Website and app data records:
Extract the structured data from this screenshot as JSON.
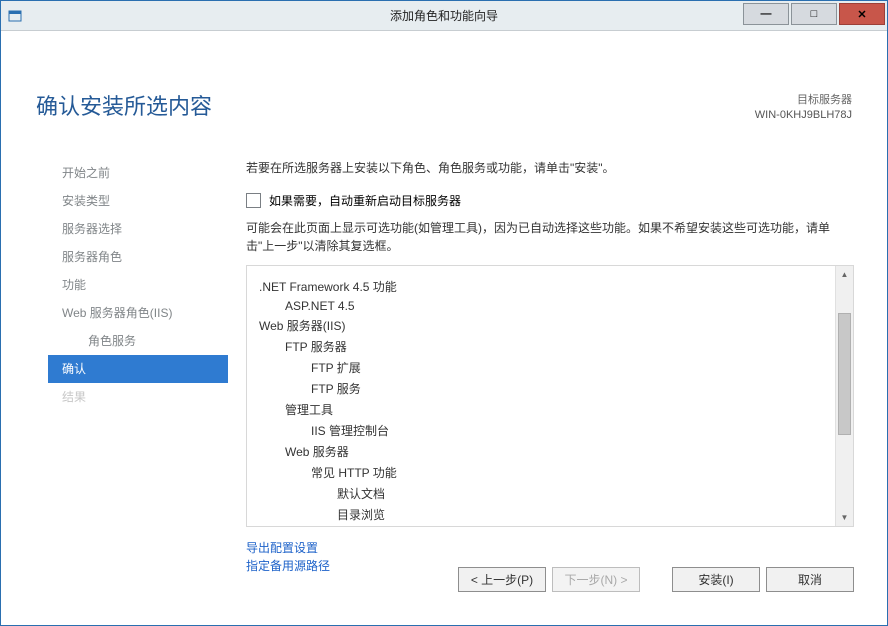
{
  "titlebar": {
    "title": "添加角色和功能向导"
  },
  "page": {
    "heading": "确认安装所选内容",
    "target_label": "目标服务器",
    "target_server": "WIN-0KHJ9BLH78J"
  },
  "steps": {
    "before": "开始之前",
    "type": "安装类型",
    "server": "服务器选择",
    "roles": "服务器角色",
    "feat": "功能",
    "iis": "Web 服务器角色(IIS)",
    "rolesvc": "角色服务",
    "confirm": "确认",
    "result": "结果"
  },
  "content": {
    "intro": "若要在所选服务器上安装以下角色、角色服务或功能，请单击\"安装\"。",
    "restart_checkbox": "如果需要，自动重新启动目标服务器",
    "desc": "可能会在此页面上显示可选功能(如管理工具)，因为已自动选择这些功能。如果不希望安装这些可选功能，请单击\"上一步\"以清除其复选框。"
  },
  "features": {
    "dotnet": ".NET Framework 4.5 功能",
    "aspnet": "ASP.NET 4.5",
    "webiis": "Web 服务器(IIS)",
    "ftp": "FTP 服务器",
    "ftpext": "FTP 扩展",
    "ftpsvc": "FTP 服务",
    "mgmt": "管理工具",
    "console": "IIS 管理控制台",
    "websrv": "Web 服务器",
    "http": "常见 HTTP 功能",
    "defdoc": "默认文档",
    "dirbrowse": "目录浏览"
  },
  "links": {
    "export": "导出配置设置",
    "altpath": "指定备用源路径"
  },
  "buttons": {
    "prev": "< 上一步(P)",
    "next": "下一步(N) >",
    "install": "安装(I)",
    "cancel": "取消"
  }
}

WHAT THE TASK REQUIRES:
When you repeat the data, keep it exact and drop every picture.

ANSWER FOR THIS EXERCISE:
Extract the structured data from this screenshot as JSON.
{
  "titlebar": {
    "title": "添加角色和功能向导"
  },
  "page": {
    "heading": "确认安装所选内容",
    "target_label": "目标服务器",
    "target_server": "WIN-0KHJ9BLH78J"
  },
  "steps": {
    "before": "开始之前",
    "type": "安装类型",
    "server": "服务器选择",
    "roles": "服务器角色",
    "feat": "功能",
    "iis": "Web 服务器角色(IIS)",
    "rolesvc": "角色服务",
    "confirm": "确认",
    "result": "结果"
  },
  "content": {
    "intro": "若要在所选服务器上安装以下角色、角色服务或功能，请单击\"安装\"。",
    "restart_checkbox": "如果需要，自动重新启动目标服务器",
    "desc": "可能会在此页面上显示可选功能(如管理工具)，因为已自动选择这些功能。如果不希望安装这些可选功能，请单击\"上一步\"以清除其复选框。"
  },
  "features": {
    "dotnet": ".NET Framework 4.5 功能",
    "aspnet": "ASP.NET 4.5",
    "webiis": "Web 服务器(IIS)",
    "ftp": "FTP 服务器",
    "ftpext": "FTP 扩展",
    "ftpsvc": "FTP 服务",
    "mgmt": "管理工具",
    "console": "IIS 管理控制台",
    "websrv": "Web 服务器",
    "http": "常见 HTTP 功能",
    "defdoc": "默认文档",
    "dirbrowse": "目录浏览"
  },
  "links": {
    "export": "导出配置设置",
    "altpath": "指定备用源路径"
  },
  "buttons": {
    "prev": "< 上一步(P)",
    "next": "下一步(N) >",
    "install": "安装(I)",
    "cancel": "取消"
  }
}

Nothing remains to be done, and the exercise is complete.